**Your task**
Reduce the material below to its lines containing "Date".

**Data provided**

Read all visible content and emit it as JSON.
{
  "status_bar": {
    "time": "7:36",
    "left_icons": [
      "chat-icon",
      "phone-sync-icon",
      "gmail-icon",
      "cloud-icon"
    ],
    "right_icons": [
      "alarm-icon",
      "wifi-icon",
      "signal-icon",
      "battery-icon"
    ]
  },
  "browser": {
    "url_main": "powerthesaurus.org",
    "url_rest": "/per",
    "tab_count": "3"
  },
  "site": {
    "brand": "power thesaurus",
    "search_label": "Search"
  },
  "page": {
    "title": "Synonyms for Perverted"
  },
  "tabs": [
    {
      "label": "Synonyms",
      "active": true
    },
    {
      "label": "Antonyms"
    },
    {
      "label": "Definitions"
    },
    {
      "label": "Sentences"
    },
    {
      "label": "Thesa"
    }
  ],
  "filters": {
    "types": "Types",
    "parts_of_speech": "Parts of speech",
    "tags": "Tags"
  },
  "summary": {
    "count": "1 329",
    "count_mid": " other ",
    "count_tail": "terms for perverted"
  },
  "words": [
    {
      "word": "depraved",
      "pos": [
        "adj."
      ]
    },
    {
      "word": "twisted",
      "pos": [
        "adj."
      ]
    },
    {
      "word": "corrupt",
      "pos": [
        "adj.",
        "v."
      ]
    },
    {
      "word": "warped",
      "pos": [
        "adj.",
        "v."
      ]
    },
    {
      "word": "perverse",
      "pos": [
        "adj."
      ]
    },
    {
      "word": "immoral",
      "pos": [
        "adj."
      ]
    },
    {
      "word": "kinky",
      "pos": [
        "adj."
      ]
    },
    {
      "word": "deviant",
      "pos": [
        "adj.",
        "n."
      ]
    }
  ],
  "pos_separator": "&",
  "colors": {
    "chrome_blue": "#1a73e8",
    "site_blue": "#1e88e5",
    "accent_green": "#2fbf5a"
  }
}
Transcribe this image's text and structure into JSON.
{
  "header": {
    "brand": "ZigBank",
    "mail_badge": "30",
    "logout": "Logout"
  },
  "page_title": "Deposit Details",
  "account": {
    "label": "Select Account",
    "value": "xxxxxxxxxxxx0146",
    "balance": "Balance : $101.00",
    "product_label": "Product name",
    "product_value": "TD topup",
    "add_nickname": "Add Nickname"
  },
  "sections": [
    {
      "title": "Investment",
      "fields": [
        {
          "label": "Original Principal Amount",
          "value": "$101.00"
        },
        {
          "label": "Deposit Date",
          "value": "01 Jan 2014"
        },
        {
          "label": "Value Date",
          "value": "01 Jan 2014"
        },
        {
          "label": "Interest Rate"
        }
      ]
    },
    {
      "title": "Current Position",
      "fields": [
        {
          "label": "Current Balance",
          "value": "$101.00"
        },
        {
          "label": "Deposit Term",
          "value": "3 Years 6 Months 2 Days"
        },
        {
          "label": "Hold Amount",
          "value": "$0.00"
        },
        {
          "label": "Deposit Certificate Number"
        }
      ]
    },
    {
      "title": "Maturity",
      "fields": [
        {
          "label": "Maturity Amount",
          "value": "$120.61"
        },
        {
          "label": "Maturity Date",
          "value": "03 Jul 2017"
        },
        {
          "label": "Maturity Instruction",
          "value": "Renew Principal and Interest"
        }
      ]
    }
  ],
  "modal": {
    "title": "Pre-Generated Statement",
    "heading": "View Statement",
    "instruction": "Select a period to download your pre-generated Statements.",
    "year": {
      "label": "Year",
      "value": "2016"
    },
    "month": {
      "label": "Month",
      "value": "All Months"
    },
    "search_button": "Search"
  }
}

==

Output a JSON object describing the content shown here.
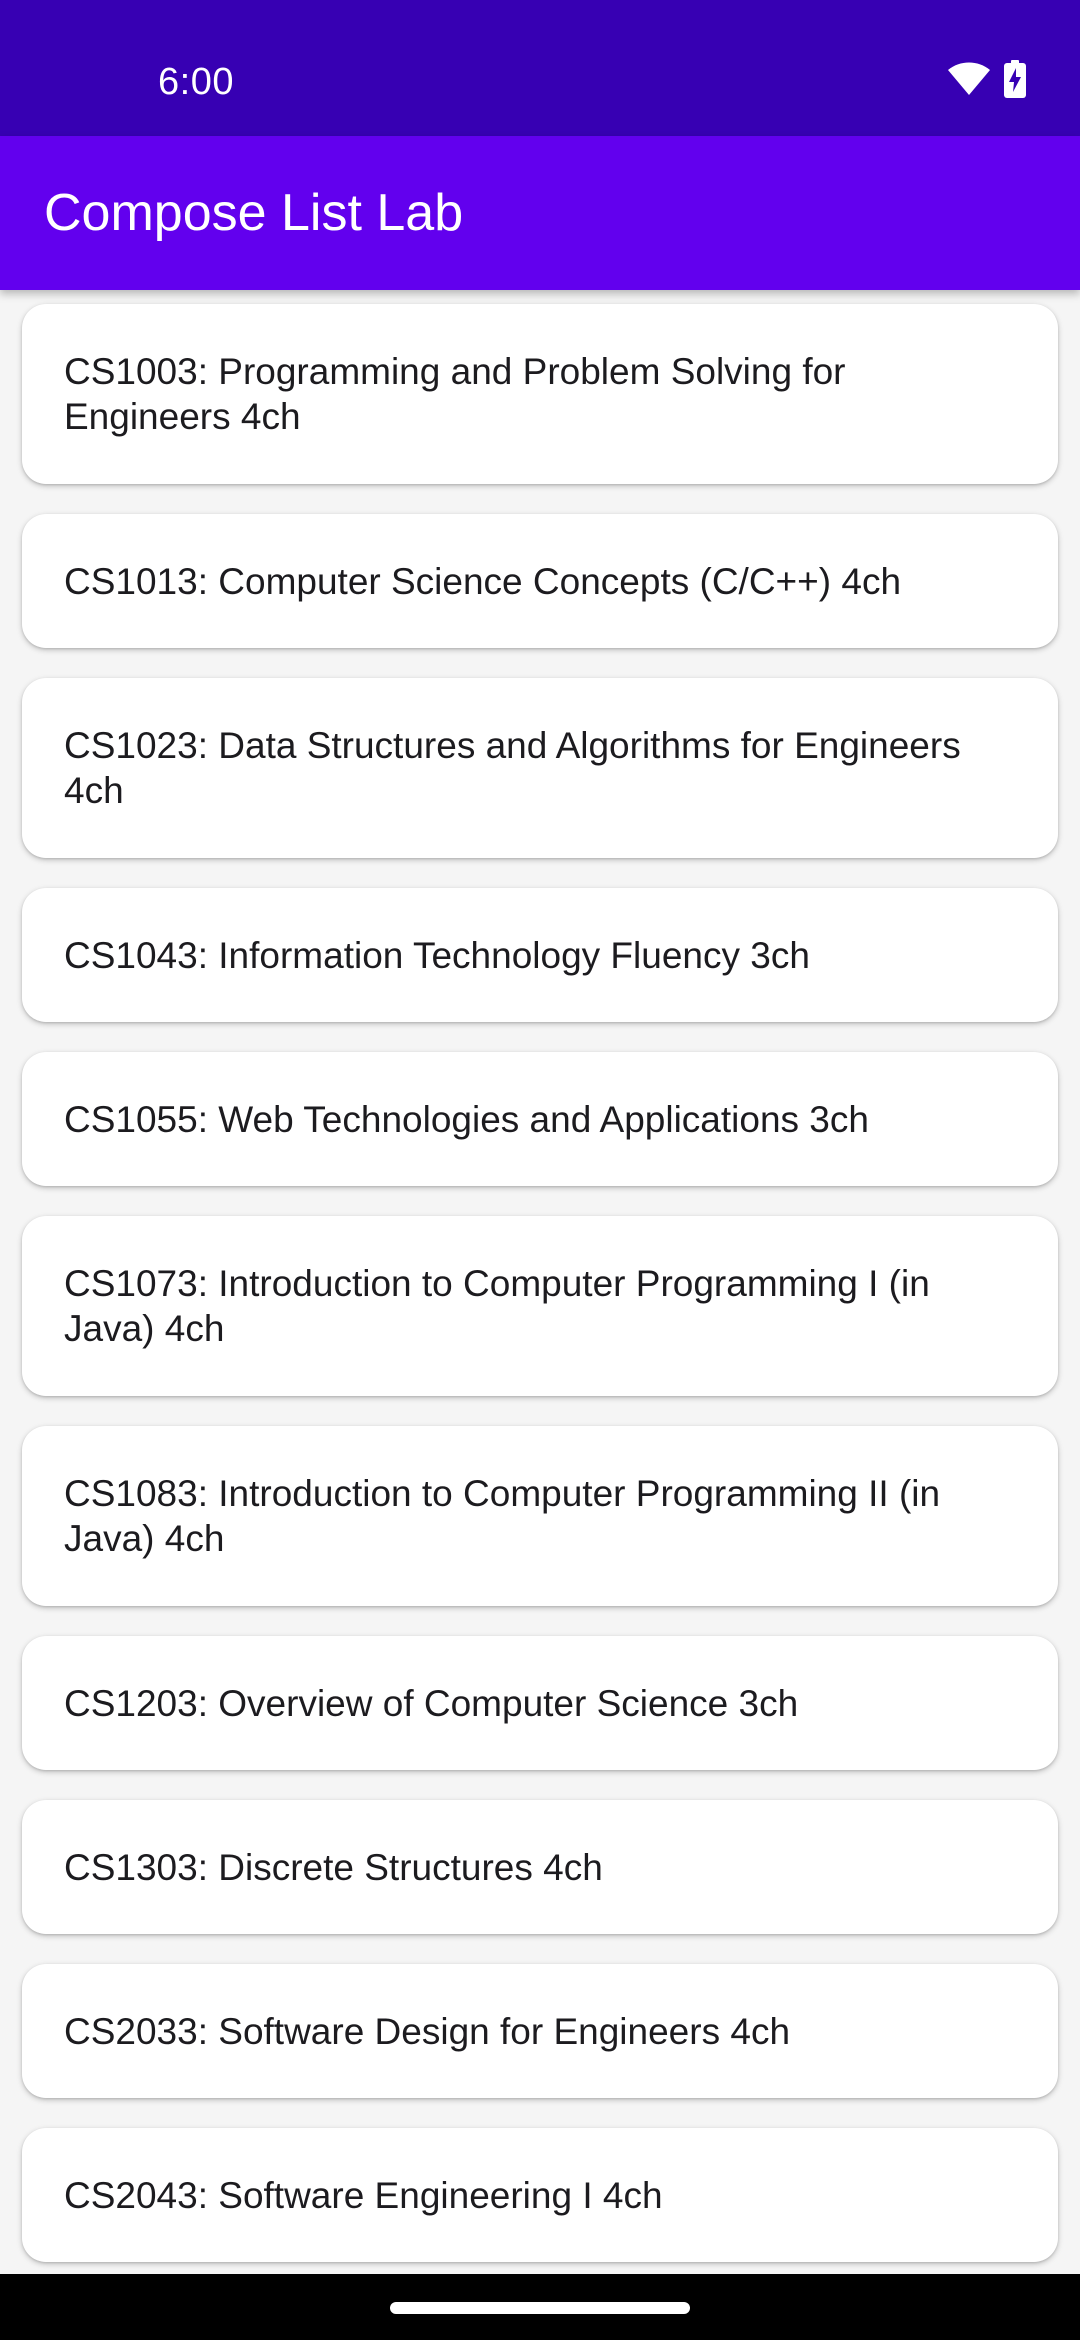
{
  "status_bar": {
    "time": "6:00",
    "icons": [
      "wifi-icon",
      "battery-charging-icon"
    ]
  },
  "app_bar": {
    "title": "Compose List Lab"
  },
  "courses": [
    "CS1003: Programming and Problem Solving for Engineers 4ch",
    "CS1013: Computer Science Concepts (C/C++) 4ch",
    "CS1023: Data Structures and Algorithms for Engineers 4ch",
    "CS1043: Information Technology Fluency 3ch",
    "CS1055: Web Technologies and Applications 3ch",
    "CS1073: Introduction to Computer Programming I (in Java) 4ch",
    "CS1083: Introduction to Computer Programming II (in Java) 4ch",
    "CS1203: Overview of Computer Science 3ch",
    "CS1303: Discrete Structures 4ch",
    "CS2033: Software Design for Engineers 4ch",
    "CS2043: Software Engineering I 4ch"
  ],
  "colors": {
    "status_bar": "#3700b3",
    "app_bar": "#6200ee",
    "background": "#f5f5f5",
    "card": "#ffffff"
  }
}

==

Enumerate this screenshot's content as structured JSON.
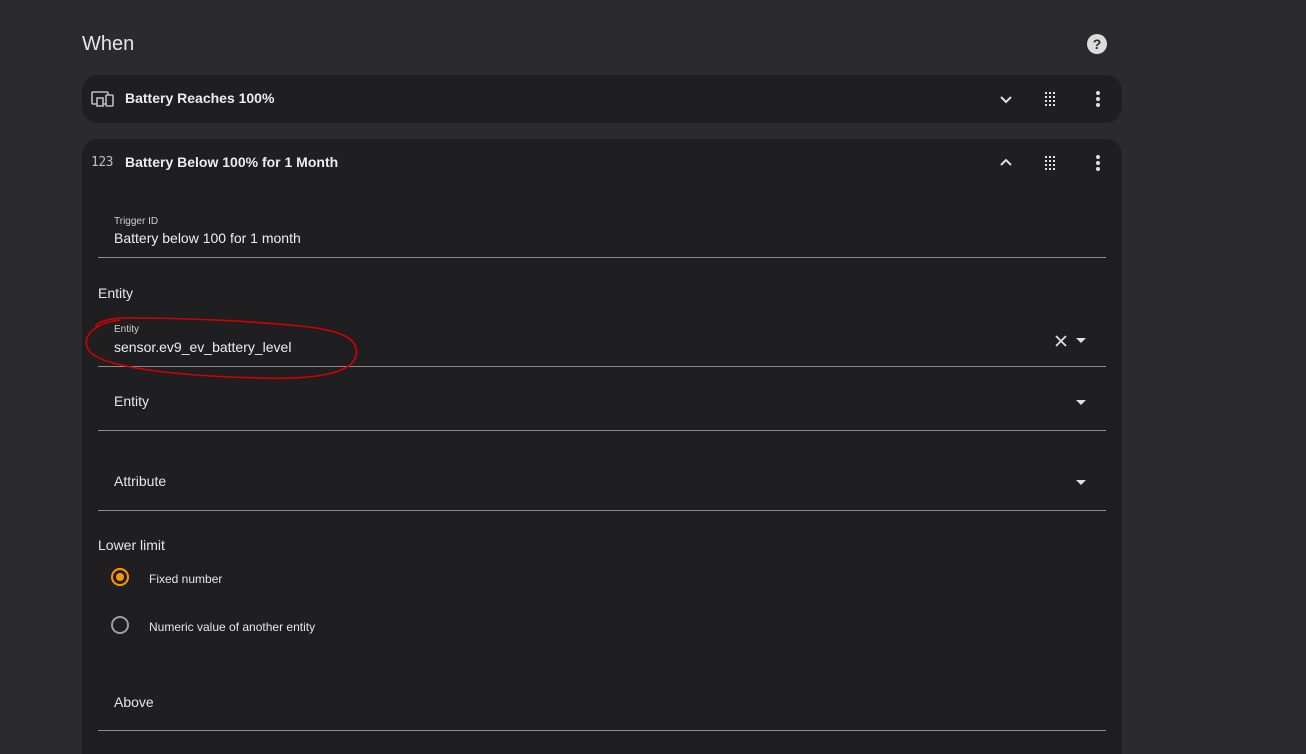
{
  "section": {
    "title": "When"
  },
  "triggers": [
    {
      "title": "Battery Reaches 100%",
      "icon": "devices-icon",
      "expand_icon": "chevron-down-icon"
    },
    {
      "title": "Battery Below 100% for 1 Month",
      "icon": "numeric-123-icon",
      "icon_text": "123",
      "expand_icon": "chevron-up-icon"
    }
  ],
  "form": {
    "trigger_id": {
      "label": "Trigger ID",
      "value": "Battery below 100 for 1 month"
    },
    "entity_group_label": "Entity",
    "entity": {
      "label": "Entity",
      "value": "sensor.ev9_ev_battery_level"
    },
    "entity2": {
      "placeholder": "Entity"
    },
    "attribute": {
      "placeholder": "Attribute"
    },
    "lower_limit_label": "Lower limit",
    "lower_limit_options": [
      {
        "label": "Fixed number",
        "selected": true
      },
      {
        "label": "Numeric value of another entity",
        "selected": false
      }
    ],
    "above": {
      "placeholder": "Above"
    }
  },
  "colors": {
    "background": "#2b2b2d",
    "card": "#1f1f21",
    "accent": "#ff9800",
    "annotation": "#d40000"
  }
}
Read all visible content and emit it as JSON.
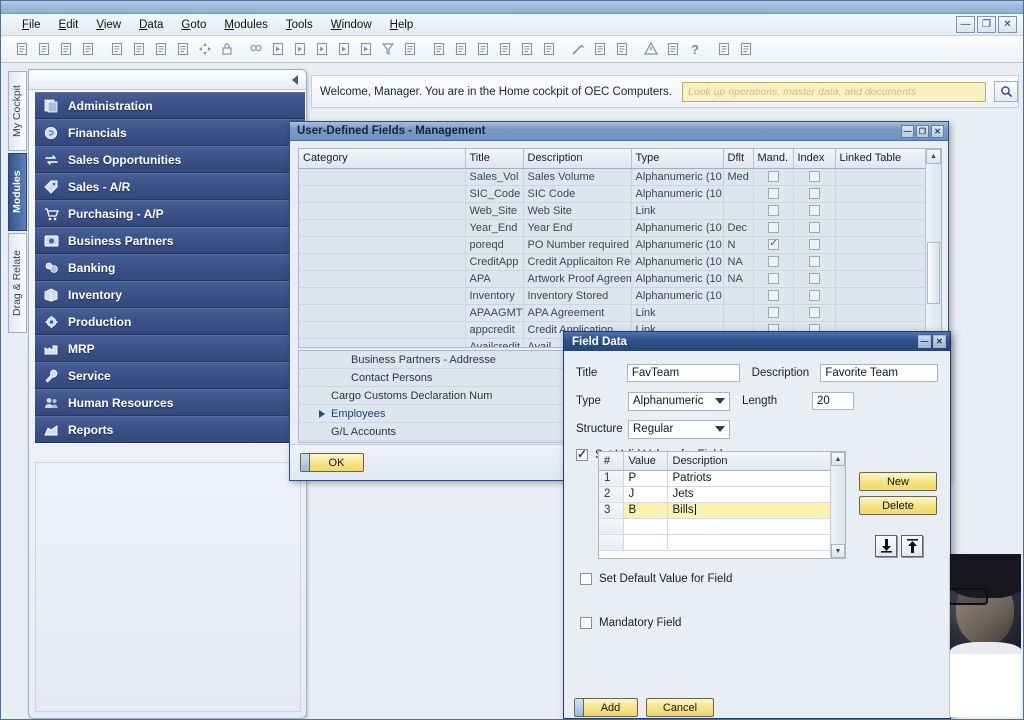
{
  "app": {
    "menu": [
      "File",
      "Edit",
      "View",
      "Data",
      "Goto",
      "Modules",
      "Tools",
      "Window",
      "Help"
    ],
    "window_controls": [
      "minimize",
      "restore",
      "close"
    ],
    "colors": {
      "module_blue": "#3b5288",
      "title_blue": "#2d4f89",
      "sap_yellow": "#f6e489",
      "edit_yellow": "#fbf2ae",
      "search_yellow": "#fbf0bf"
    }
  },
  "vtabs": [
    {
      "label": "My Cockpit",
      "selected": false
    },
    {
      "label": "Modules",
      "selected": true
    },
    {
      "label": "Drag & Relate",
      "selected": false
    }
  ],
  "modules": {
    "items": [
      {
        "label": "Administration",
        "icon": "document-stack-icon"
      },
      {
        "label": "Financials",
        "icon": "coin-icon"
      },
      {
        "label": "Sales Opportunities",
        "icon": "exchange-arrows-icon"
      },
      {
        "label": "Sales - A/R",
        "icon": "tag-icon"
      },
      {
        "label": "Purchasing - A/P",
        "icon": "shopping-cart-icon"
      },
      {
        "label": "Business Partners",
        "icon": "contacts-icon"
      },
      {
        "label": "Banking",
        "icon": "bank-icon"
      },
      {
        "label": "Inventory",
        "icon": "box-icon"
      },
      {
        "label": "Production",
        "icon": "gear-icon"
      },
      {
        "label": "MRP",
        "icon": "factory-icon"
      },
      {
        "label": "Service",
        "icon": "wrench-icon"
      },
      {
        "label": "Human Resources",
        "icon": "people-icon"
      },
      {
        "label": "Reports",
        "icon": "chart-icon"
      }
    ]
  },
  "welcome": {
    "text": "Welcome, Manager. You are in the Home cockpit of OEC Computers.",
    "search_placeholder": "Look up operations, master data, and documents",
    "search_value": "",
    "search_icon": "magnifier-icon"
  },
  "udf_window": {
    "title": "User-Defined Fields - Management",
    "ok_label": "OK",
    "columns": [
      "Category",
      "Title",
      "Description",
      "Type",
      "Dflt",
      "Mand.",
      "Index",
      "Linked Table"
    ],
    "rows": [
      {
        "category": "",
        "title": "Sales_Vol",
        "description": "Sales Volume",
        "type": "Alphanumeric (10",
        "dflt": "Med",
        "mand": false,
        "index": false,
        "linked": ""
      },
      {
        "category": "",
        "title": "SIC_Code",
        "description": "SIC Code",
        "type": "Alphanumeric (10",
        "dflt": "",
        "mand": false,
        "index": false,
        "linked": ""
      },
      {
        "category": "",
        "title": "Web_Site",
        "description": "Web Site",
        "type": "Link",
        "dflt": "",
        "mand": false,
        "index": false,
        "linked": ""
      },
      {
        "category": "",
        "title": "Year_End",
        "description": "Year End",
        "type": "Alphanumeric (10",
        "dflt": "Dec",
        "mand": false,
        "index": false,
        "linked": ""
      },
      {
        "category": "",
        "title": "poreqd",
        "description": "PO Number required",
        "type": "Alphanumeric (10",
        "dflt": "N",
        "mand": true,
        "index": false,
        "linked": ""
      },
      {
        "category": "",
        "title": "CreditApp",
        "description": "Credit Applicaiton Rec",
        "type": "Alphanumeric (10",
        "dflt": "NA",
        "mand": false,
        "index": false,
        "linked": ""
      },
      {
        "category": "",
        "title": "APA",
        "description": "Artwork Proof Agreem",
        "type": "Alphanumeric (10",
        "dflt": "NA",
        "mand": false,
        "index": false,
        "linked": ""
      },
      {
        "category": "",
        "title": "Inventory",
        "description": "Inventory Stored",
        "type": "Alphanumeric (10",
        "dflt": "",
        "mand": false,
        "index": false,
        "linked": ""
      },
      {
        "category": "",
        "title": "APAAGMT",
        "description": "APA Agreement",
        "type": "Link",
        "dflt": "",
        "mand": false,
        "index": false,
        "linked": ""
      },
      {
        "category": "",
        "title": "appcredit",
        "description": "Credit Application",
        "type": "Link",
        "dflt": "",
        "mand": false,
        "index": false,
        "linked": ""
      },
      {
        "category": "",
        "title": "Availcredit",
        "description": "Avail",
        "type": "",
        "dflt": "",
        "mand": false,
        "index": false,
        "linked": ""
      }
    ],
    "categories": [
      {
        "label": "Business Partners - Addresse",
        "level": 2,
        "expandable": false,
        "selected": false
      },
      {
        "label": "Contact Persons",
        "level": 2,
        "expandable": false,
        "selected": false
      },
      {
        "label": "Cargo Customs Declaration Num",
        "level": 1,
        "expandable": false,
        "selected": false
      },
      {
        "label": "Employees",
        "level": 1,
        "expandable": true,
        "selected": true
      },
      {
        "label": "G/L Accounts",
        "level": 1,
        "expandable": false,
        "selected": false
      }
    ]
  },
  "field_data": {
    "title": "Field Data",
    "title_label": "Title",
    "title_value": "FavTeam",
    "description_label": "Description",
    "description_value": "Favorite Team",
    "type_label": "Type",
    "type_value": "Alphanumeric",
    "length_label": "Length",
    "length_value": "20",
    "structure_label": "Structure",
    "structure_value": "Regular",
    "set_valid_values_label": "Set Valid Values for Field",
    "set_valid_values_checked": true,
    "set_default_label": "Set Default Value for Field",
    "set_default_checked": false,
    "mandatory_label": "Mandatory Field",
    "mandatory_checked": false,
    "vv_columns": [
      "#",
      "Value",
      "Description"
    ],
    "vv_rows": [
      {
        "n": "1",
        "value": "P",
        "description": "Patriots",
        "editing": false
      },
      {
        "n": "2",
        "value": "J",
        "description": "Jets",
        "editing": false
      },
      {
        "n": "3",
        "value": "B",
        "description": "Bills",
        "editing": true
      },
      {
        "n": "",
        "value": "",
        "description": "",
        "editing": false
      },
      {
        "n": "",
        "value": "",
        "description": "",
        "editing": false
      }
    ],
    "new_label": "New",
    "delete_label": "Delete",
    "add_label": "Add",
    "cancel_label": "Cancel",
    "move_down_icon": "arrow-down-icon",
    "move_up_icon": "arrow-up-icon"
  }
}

**Response area**
          "label": "Deposit Date",
          "label": "Value Date",
          "label": "Maturity Date",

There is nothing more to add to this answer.